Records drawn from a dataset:
· · · ·

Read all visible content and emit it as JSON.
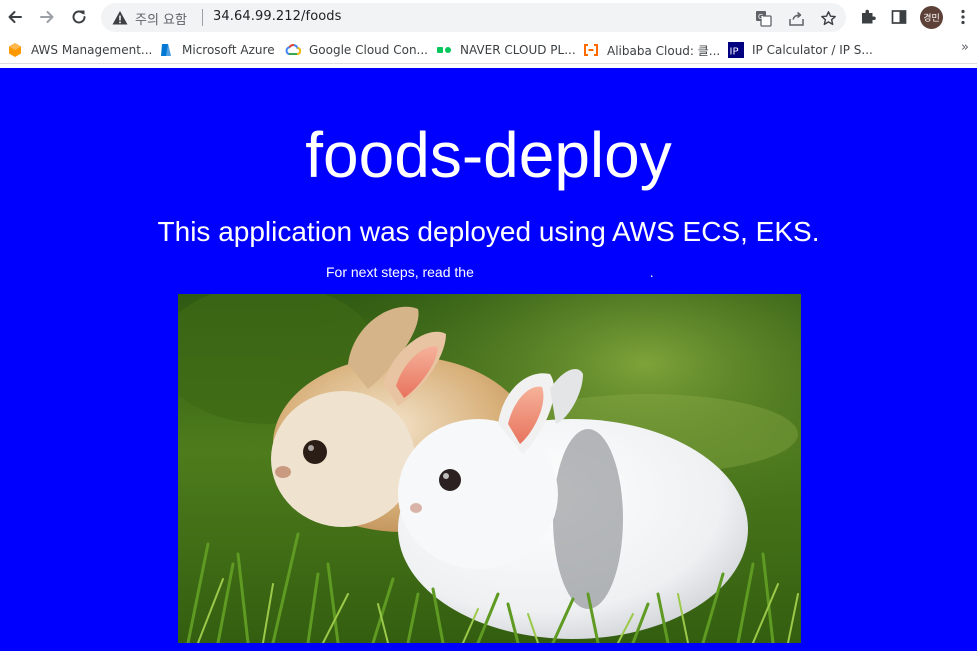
{
  "browser": {
    "omnibox": {
      "security_label": "주의 요함",
      "url": "34.64.99.212/foods"
    },
    "avatar_text": "경민",
    "bookmarks": [
      {
        "label": "AWS Management...",
        "icon": "aws-icon",
        "color": "#ff9900"
      },
      {
        "label": "Microsoft Azure",
        "icon": "azure-icon",
        "color": "#0078d4"
      },
      {
        "label": "Google Cloud Con...",
        "icon": "google-cloud-icon",
        "color": "#4285f4"
      },
      {
        "label": "NAVER CLOUD PL...",
        "icon": "naver-cloud-icon",
        "color": "#03c75a"
      },
      {
        "label": "Alibaba Cloud: 클...",
        "icon": "alibaba-cloud-icon",
        "color": "#ff6a00"
      },
      {
        "label": "IP Calculator / IP S...",
        "icon": "ip-calculator-icon",
        "color": "#000080"
      }
    ],
    "bookmarks_more": "»"
  },
  "page": {
    "background": "#0000ff",
    "title": "foods-deploy",
    "subtitle": "This application was deployed using AWS ECS, EKS.",
    "steps_prefix": "For next steps, read the",
    "steps_suffix": ".",
    "image_subject": "two-rabbits-in-grass-photo"
  }
}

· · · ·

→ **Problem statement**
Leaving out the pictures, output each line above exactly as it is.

→ **Answer section**
Read all visible content and emit it as JSON.
{
  "browser": {
    "omnibox": {
      "security_label": "주의 요함",
      "url": "34.64.99.212/foods"
    },
    "avatar_text": "경민",
    "bookmarks": [
      {
        "label": "AWS Management...",
        "icon": "aws-icon",
        "color": "#ff9900"
      },
      {
        "label": "Microsoft Azure",
        "icon": "azure-icon",
        "color": "#0078d4"
      },
      {
        "label": "Google Cloud Con...",
        "icon": "google-cloud-icon",
        "color": "#4285f4"
      },
      {
        "label": "NAVER CLOUD PL...",
        "icon": "naver-cloud-icon",
        "color": "#03c75a"
      },
      {
        "label": "Alibaba Cloud: 클...",
        "icon": "alibaba-cloud-icon",
        "color": "#ff6a00"
      },
      {
        "label": "IP Calculator / IP S...",
        "icon": "ip-calculator-icon",
        "color": "#000080"
      }
    ],
    "bookmarks_more": "»"
  },
  "page": {
    "background": "#0000ff",
    "title": "foods-deploy",
    "subtitle": "This application was deployed using AWS ECS, EKS.",
    "steps_prefix": "For next steps, read the",
    "steps_suffix": ".",
    "image_subject": "two-rabbits-in-grass-photo"
  }
}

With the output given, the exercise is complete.